Data records:
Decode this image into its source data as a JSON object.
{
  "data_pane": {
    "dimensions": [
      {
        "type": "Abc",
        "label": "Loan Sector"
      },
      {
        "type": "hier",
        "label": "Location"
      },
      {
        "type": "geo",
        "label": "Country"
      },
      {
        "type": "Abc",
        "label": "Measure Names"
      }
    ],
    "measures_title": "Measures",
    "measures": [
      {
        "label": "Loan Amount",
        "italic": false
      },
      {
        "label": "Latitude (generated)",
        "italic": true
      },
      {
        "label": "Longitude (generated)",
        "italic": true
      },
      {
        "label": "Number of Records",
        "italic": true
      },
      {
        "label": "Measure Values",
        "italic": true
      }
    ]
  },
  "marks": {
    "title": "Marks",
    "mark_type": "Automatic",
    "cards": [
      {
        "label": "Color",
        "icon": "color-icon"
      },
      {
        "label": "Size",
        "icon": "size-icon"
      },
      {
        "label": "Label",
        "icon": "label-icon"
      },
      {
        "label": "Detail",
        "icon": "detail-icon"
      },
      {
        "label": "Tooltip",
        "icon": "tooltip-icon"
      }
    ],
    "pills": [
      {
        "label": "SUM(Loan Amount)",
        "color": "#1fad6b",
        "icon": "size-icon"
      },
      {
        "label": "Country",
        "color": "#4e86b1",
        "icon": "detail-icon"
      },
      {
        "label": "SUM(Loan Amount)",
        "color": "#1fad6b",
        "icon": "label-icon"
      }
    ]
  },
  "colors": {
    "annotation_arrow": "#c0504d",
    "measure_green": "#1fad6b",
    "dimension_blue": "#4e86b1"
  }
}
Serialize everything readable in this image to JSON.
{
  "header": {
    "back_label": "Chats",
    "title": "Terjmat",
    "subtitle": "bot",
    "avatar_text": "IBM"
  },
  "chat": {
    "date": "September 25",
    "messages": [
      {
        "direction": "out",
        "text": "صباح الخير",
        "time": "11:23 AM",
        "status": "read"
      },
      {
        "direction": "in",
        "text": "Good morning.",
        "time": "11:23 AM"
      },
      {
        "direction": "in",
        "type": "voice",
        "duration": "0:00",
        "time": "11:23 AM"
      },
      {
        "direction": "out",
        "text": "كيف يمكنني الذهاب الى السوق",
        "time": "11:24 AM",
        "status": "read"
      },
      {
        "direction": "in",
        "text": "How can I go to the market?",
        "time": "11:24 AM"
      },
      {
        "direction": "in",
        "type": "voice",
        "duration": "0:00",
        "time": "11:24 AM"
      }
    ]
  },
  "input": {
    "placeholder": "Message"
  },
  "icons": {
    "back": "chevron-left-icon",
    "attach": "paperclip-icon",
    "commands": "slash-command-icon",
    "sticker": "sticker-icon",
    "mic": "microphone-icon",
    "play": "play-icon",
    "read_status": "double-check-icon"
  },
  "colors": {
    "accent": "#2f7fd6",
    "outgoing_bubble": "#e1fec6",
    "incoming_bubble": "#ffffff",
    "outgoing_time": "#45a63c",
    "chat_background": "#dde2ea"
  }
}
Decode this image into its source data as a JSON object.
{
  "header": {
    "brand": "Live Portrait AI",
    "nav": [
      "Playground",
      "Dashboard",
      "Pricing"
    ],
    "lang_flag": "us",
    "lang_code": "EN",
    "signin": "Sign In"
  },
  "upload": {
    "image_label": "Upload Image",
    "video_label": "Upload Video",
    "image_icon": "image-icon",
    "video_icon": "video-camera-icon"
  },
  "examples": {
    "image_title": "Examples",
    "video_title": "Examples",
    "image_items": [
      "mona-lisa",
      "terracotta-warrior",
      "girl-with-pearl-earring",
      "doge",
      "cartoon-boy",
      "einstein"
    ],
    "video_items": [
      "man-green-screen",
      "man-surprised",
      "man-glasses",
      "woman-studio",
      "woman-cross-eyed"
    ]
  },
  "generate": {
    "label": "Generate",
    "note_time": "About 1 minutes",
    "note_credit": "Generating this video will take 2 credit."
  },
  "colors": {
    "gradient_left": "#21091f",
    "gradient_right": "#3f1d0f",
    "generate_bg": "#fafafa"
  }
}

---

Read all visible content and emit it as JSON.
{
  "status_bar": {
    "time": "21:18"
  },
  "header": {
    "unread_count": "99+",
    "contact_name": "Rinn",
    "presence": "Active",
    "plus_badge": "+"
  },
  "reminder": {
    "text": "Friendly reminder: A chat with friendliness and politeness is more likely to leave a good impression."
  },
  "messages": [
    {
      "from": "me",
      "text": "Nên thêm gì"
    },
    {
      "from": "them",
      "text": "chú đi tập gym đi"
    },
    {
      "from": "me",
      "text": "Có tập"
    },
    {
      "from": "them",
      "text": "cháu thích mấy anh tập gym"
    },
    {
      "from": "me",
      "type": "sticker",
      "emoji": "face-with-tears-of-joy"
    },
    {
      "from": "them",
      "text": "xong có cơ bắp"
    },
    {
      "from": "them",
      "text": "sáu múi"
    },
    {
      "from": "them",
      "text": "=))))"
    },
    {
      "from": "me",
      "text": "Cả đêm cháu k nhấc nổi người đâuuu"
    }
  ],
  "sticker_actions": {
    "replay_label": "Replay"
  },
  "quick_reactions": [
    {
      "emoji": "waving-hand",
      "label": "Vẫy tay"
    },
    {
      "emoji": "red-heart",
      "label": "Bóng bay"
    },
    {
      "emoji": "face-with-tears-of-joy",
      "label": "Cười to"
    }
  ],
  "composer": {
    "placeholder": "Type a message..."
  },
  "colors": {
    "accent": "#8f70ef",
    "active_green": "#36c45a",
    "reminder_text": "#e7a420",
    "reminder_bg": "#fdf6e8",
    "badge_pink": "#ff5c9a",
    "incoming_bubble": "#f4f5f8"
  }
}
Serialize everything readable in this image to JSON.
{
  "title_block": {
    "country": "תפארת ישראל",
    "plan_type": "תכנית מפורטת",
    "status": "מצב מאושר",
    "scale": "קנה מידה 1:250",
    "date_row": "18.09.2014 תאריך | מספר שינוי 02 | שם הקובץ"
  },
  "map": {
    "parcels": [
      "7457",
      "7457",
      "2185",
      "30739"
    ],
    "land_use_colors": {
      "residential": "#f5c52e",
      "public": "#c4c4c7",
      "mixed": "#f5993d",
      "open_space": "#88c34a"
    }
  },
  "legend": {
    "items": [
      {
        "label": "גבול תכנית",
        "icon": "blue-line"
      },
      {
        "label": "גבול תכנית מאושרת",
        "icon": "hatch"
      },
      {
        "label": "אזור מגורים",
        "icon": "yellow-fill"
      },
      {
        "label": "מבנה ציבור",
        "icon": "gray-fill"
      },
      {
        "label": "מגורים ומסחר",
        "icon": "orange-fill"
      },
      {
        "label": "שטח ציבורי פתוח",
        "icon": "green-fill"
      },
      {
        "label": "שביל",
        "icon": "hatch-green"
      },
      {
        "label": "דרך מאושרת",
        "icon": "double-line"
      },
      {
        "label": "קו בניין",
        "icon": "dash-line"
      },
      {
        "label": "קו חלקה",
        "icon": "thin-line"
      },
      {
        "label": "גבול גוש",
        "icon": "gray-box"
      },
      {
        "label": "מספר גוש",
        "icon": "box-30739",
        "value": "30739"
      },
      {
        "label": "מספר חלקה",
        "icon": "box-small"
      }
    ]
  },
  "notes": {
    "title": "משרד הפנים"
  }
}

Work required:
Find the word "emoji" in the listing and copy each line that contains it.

Task output:
      "emoji": "face-with-tears-of-joy"
      "emoji": "waving-hand",
      "emoji": "red-heart",
      "emoji": "face-with-tears-of-joy",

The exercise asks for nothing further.